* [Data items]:
Segment Open
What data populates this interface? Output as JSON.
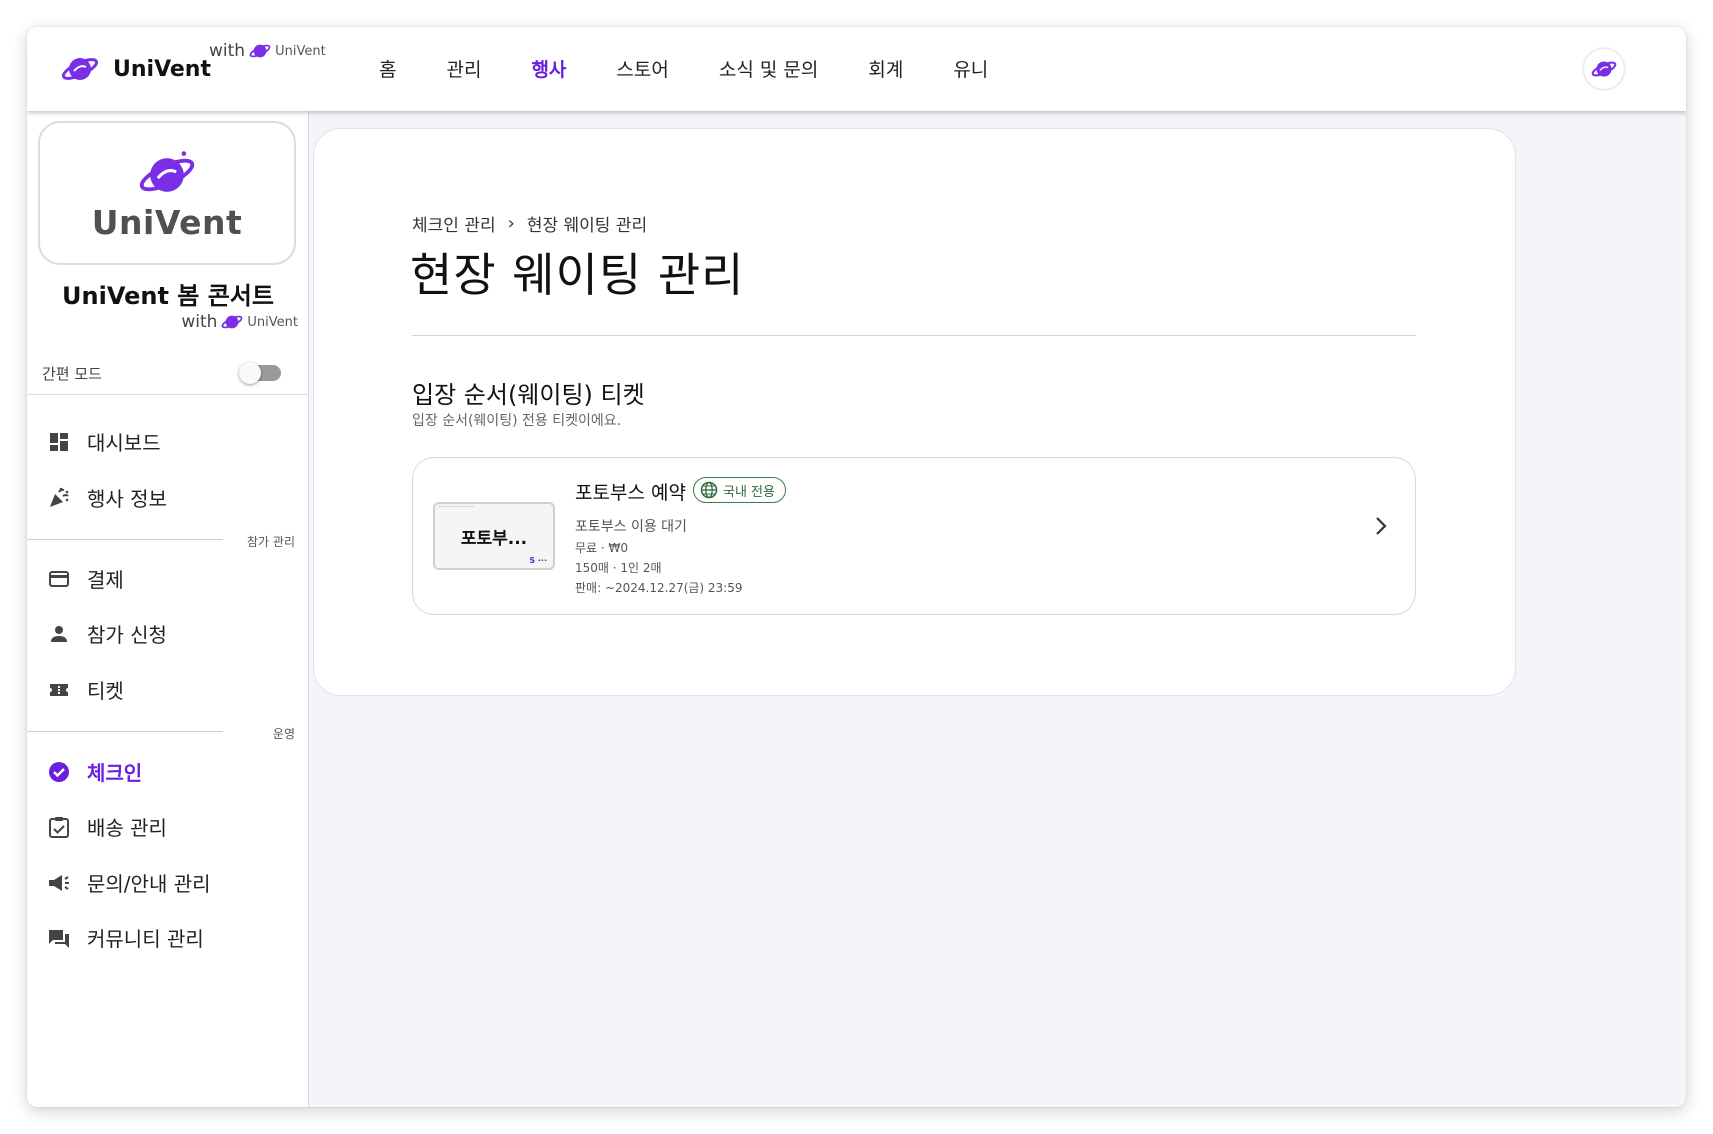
{
  "header": {
    "brand": "UniVent",
    "with_label": "with",
    "with_brand": "UniVent",
    "nav": [
      {
        "label": "홈",
        "active": false
      },
      {
        "label": "관리",
        "active": false
      },
      {
        "label": "행사",
        "active": true
      },
      {
        "label": "스토어",
        "active": false
      },
      {
        "label": "소식 및 문의",
        "active": false
      },
      {
        "label": "회계",
        "active": false
      },
      {
        "label": "유니",
        "active": false
      }
    ],
    "avatar_icon": "planet-icon"
  },
  "sidebar": {
    "logo_text": "UniVent",
    "event_title": "UniVent 봄 콘서트",
    "with_label": "with",
    "with_brand": "UniVent",
    "simple_mode_label": "간편 모드",
    "simple_mode_on": false,
    "items_top": [
      {
        "label": "대시보드",
        "icon": "dashboard-icon"
      },
      {
        "label": "행사 정보",
        "icon": "celebration-icon"
      }
    ],
    "section_participation": "참가 관리",
    "items_participation": [
      {
        "label": "결제",
        "icon": "credit-card-icon"
      },
      {
        "label": "참가 신청",
        "icon": "person-icon"
      },
      {
        "label": "티켓",
        "icon": "ticket-icon"
      }
    ],
    "section_operation": "운영",
    "items_operation": [
      {
        "label": "체크인",
        "icon": "check-circle-icon",
        "active": true
      },
      {
        "label": "배송 관리",
        "icon": "clipboard-check-icon"
      },
      {
        "label": "문의/안내 관리",
        "icon": "megaphone-icon"
      },
      {
        "label": "커뮤니티 관리",
        "icon": "forum-icon"
      }
    ]
  },
  "main": {
    "breadcrumb": [
      "체크인 관리",
      "현장 웨이팅 관리"
    ],
    "page_title": "현장 웨이팅 관리",
    "section_title": "입장 순서(웨이팅) 티켓",
    "section_subtitle": "입장 순서(웨이팅) 전용 티켓이에요.",
    "ticket": {
      "thumb_label": "포토부...",
      "name": "포토부스 예약",
      "badge": "국내 전용",
      "description": "포토부스 이용 대기",
      "price": "무료 · ₩0",
      "quantity": "150매 · 1인 2매",
      "sale_period": "판매: ~2024.12.27(금) 23:59"
    }
  },
  "colors": {
    "accent": "#6b1fe0",
    "background": "#f6f4fb",
    "badge_green": "#2f6b3c"
  }
}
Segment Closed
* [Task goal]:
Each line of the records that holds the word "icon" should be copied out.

* [Finished exercise]:
    "avatar_icon": "planet-icon"
        "icon": "dashboard-icon"
        "icon": "celebration-icon"
        "icon": "credit-card-icon"
        "icon": "person-icon"
        "icon": "ticket-icon"
        "icon": "check-circle-icon",
        "icon": "clipboard-check-icon"
        "icon": "megaphone-icon"
        "icon": "forum-icon"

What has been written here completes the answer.